The celeb wrangler is British and uses the filler “okay, right” continuously for emphasis. “I love blockbusters,” he said. “When I go to the movies, I want to see planes exploding in midair, wicked car chases, cities destroyed, okay, right? I don’t want some dreary, depressing drama that I have to think about, okay, right? I want fun, something to get excited about!”
I understand what he means, despite making depressing, thoughtful films myself. But “something to get excited about” isn’t your movie, Mark, no matter how you slice it.
Last Sunday I saw Gareth Evans’ The Raid 2, for instance. I am hard pressed to think of an action film that has ever affected me so deeply. The audience and I applauded four times during the dazzling second half, and I saw it at an art house with a mostly non-fanboy group. Also two and a half hours long, Evans’ film rarely lagged; if it did, it had a purpose beyond just giving the audience a pause between action sequences that was padded with contrived motivation and dialogue. Both the highly inventive fight sequences and the visual stylishness of The Raid 2 grabbed me by the collar and flung me around the theater. If Evans illustrates just what a hack Tarantino really is — okay, maybe he’s not a ‘hack’, but he’s not worthy of his status in American cinema — then I’m not sure what word is left for you, Mark.
I will grant that not everything is crap. I chuckled once. I suffer from vertigo, so well done making me feel queasy a few times. You’ve got a flair for unusual camera angles, too, as well as for flares on the lens. In fact, the occasional attempts to bring a naturalism into play with the camerawork worked; there are three or four times in the action sequences when you draw us from the wide, cartoonish landscape into a more realistic world that the characters would be experiencing if they really were in such impossible scenarios — it’s the movies, right, so what’s wrong with false realism? Bring it on.

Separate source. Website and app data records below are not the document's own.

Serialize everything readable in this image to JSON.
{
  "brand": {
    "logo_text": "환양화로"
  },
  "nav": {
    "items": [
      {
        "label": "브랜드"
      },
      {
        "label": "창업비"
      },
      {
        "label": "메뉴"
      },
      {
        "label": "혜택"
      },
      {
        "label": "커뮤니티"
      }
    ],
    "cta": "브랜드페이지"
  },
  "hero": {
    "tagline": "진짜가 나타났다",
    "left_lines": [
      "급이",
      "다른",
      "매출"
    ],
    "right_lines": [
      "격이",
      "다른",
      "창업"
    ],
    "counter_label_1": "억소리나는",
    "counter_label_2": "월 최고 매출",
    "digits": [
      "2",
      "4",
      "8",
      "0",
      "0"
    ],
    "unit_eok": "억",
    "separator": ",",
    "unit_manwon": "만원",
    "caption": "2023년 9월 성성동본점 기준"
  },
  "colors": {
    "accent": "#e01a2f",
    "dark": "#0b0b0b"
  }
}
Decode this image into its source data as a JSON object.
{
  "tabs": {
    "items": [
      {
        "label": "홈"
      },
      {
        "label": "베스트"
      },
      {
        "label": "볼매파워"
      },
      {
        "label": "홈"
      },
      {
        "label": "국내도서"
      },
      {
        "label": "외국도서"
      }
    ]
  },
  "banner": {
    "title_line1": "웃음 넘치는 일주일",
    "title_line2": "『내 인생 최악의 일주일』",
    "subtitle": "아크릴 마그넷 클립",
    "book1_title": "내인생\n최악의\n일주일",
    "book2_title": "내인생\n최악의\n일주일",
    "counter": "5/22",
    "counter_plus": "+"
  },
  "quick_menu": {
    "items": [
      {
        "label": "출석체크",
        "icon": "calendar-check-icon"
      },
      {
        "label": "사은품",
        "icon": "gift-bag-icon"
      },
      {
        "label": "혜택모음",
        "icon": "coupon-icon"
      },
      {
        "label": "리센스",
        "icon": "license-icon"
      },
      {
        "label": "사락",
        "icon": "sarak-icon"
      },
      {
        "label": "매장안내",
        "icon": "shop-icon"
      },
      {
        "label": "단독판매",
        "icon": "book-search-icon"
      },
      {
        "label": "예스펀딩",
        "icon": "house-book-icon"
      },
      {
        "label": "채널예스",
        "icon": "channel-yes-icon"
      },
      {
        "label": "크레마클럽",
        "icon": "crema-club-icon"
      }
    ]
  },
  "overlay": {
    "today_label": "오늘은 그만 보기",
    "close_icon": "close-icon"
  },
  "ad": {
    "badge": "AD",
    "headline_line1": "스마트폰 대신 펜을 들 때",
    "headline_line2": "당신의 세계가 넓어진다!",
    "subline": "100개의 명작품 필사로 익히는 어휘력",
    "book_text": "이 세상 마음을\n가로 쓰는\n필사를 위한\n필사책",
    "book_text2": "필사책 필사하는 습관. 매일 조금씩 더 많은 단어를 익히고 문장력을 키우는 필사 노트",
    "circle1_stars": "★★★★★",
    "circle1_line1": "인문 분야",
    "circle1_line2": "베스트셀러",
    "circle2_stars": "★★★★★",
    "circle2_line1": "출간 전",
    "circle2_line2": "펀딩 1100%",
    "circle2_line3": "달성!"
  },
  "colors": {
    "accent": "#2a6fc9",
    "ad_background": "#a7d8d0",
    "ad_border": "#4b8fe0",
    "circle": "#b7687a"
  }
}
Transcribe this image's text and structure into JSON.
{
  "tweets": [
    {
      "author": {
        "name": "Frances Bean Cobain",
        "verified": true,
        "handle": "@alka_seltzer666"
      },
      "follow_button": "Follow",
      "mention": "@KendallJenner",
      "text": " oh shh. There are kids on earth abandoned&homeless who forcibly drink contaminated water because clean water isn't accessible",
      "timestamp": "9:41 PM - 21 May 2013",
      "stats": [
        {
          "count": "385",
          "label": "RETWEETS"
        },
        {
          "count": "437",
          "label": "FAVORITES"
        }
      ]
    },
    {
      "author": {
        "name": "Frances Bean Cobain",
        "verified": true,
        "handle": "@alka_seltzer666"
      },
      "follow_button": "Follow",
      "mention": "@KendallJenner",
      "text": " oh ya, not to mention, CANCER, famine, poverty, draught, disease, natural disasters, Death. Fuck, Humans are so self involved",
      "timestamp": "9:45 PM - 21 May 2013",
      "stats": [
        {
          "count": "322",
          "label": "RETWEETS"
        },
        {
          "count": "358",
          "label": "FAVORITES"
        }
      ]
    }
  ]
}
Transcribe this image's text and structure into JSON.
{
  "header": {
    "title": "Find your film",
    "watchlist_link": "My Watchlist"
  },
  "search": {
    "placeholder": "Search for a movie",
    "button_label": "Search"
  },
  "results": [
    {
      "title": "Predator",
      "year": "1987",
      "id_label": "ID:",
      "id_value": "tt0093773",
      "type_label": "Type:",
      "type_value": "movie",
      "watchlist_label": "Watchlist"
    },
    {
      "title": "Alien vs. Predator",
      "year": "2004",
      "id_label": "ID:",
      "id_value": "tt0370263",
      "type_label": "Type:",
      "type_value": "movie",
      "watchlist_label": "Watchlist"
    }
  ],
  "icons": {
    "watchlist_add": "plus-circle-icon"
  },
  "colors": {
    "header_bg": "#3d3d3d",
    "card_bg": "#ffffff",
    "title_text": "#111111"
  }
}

The 3D works against you. The guy sitting next to me went out to change his glasses three times before giving up and never coming back. (He wasn’t as middle class as I am and didn’t care about disturbing the audience.) To say that the 3D makes much of the imagery turbid is the least of its problems — your movie is no Gravity. It feels like Marvel twisted your arm over this. But thanks for making my mind up: I’m not seeing another movie in 3D unless it is another Gravity. Why the fuck am I wearing those clunky glasses I can never forget I’m wearing when they add nothing to the experience? I could use that extra $3.50 towards another mango jalapeño chicken sausage baguette.
The most effective element of your movie, Mark, is the casting, and I’m sure you’ve heard that over and over. With this performance, Andrew Garfield proves that he is the most Christlike of the better actors of his generation: he can rise above dead action and walk on watery dialogue. Emma Stone is her usual self, no acting necessary. Mark, you are very lucky that Stone and Garfield are in love in real life; their dynamic comes across on the screen in a palpable way, another one of those touches of realism that help support your uncreative live-action cartoon junk. It’s such a pity their dynamic is wasted on this; I hope the relationship lasts long enough to give us a Tracy and Hepburn collaboration in worthier fare.
It’s one of the unfairnesses of the movie world that The Raid 2 will only be shown in major cities when it should be given a greater screen saturation than The Amazing Spider-Man 2. If it were in English, it would be the sleeper hit of the year. Sadly, it’s in Indonesian with no white people in sight, which is just another testament to Gareth Evans’ ballsiness, to the singularity of his vision and passion.
Unfortunately, most moviegoers agree with my British barfly celeb wrangler about blockbusters, and that’s why they will continue being made. I had a moment of delusion leaving your film, Mark, and imagined a world where finally people demanded a certain level of entertainment from the studios that would stop them making this sort of overblown pabulum. Let them eat hotdogs all they want. I’ll stick to my chicken sausage baguette.